Greenstein on the Safety Net, Part 2
[T]he proposal in the House budget to convert SNAP to a block grant and cut it at least $133.5 billion over ten years . . . is a source of great concern.
SNAP funds go overwhelmingly for food purchases — nearly 95 percent of federal SNAP expenditures go directly for benefits to recipients. Most of the remainder goes to determine eligibility, administer the work requirements and work programs, and approve and monitor compliance by retail food stores — costs that would largely remain under a block-grant. The math here is inexorable — the only way to secure savings of this magnitude would be to cut eligibility, benefit levels, or both.
If the savings were to come entirely from eliminating eligibility for currently eligible households, more than 8 million people would need to be cut adrift from the program if the cuts began taking effect in 2013. . . .
If the savings were secured by cutting benefit levels instead, increased hunger and food insecurity would likely result. Considerable research suggests that the SNAP benefit level may already be too low to enable many families to secure an adequate diet throughout the month. (Many run out of adequate food toward month’s end.) The Institute of Medicine is currently reviewing this matter and examining whether the current SNAP benefit level is adequate. It would be dangerous to shrink benefit levels for needy children, seniors, and others.
Converting SNAP to a block grant at substantially reduced funding levels also would have other deleterious effects.
- SNAP would no longer be able to respond to increased need during economic downturns, resulting in increased hardship and hunger in recessions.
- Nor would SNAP be able to bolster the economy during recessions as it does today. . . . Preventing SNAP from expanding automatically as the economy weakens by converting it to a block grant would remove what economists call an “automatic stabilizer” and hence likely make recessions somewhat deeper and longer.
- Finally, a proposal like that reflected in the House budget would make deep poverty more widespread and severe, especially among children, who make up about half of all SNAP beneficiaries. . . .
Above all else, there is the issue of children’s health. I am old enough to remember the mid and late 1960s, when each state sets its own food stamp rules, some states cut off families at income levels as low as 50 percent of the poverty line, and some states adopted barriers that impeded participation (in some cases, with disproportionate effects on members of some minority groups). Two teams of medical researchers conducted nutrition surveys in the late 1960s and found rates of childhood malnutrition and related diseases in some poor areas of our country that were akin to those in some third-world countries.

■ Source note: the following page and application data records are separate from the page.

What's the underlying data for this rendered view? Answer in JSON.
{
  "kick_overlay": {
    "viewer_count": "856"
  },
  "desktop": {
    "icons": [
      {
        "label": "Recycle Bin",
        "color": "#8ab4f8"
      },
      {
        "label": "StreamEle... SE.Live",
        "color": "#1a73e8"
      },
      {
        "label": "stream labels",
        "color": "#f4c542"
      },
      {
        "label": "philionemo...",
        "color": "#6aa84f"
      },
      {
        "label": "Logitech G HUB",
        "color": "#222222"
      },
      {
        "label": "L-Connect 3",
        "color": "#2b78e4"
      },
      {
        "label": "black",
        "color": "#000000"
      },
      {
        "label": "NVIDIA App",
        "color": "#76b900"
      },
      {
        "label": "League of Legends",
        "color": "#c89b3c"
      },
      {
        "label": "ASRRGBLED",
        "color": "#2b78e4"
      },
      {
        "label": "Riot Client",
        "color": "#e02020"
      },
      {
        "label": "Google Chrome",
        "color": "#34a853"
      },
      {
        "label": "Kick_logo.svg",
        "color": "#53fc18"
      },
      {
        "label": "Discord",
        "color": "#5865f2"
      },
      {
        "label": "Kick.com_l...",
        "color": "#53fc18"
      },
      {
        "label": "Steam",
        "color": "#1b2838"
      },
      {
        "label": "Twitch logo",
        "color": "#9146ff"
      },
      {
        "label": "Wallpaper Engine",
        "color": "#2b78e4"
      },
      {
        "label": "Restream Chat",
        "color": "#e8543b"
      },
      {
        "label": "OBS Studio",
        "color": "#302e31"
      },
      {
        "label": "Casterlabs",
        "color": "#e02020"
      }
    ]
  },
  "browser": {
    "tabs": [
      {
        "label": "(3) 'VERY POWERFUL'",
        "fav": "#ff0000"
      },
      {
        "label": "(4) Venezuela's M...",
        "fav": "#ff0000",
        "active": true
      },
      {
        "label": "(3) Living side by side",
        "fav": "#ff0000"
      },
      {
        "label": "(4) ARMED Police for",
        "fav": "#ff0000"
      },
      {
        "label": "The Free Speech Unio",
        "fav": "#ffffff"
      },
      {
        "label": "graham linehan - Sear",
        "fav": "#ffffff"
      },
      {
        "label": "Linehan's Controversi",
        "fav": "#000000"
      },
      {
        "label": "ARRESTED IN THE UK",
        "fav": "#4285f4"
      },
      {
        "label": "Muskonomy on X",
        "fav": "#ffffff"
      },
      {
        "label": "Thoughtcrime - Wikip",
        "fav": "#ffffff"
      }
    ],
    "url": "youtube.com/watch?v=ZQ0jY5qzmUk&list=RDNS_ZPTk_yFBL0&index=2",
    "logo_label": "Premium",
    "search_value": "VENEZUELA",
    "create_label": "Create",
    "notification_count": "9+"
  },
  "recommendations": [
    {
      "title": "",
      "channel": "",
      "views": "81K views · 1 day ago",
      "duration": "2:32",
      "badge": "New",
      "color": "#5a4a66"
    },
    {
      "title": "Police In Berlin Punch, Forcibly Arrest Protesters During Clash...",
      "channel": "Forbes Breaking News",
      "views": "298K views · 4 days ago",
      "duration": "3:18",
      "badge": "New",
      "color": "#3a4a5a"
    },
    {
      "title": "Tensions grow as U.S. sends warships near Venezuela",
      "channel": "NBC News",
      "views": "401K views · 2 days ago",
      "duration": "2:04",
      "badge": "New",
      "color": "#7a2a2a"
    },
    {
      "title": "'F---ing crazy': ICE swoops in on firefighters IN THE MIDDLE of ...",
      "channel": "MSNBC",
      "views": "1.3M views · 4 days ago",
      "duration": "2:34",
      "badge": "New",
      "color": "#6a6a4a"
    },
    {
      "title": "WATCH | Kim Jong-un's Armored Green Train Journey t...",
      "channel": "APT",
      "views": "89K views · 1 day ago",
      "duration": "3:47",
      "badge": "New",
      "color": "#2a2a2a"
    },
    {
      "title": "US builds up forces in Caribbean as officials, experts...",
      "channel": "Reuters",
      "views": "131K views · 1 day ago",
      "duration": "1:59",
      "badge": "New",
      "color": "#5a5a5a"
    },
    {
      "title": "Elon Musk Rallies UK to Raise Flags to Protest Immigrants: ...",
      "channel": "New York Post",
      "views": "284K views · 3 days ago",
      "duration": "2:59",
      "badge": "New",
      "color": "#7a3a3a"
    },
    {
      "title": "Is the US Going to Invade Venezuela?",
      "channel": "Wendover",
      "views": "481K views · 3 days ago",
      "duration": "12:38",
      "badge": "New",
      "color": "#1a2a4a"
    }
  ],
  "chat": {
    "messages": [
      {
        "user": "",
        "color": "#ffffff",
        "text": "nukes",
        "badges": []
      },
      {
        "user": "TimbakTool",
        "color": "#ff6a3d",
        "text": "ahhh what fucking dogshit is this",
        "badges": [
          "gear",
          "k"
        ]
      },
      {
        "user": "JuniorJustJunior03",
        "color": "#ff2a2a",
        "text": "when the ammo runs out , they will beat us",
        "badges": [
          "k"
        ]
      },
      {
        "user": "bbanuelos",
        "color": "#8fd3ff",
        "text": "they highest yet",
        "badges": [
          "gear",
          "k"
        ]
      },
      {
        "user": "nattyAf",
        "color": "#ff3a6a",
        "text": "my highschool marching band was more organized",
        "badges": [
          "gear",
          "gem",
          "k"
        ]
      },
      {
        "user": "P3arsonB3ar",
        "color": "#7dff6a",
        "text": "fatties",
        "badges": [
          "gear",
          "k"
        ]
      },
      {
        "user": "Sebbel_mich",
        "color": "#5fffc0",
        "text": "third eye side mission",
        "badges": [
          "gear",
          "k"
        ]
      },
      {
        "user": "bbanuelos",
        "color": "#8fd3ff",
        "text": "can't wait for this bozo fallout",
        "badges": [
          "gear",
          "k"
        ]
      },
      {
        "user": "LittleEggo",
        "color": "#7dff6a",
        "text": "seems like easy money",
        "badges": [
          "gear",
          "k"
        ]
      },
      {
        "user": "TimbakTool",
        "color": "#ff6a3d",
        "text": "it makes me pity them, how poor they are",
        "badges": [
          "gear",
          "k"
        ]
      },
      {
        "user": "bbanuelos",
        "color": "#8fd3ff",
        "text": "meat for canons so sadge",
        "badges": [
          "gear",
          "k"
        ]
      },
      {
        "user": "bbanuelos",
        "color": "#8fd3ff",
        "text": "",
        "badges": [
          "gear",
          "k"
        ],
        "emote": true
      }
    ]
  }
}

This led to a national bipartisan consensus — led by President Richard M. Nixon — to establish national eligibility and benefit standards for food stamps. In the late 1970s, after the national standards had taken effect, the medical teams returned to many of the same poor areas they had studied in the late 1960s and found dramatic improvement among poor families and especially among poor children. Child malnutrition and related conditions had become rare. In a famous report on their findings, the medical researchers wrote.
In the Mississippi delta, in the coal fields of Appalachia and in coastal South Carolina — where visitors ten years ago could quickly see large numbers of stunted, apathetic children with swollen stomachs and the dull eyes and poorly healing wounds characteristic of malnutrition — such children are not to be seen in such numbers. Even in areas which did not command national attention ten years ago, many poor people now have food. …
The researchers credited food stamps as the single largest factor for this striking progress, concluding that “no program does more to lengthen and strengthen the lives of our people than the Food Stamp program.” I believe this is a lesson we shouldn’t forget.Click here for the full testimony.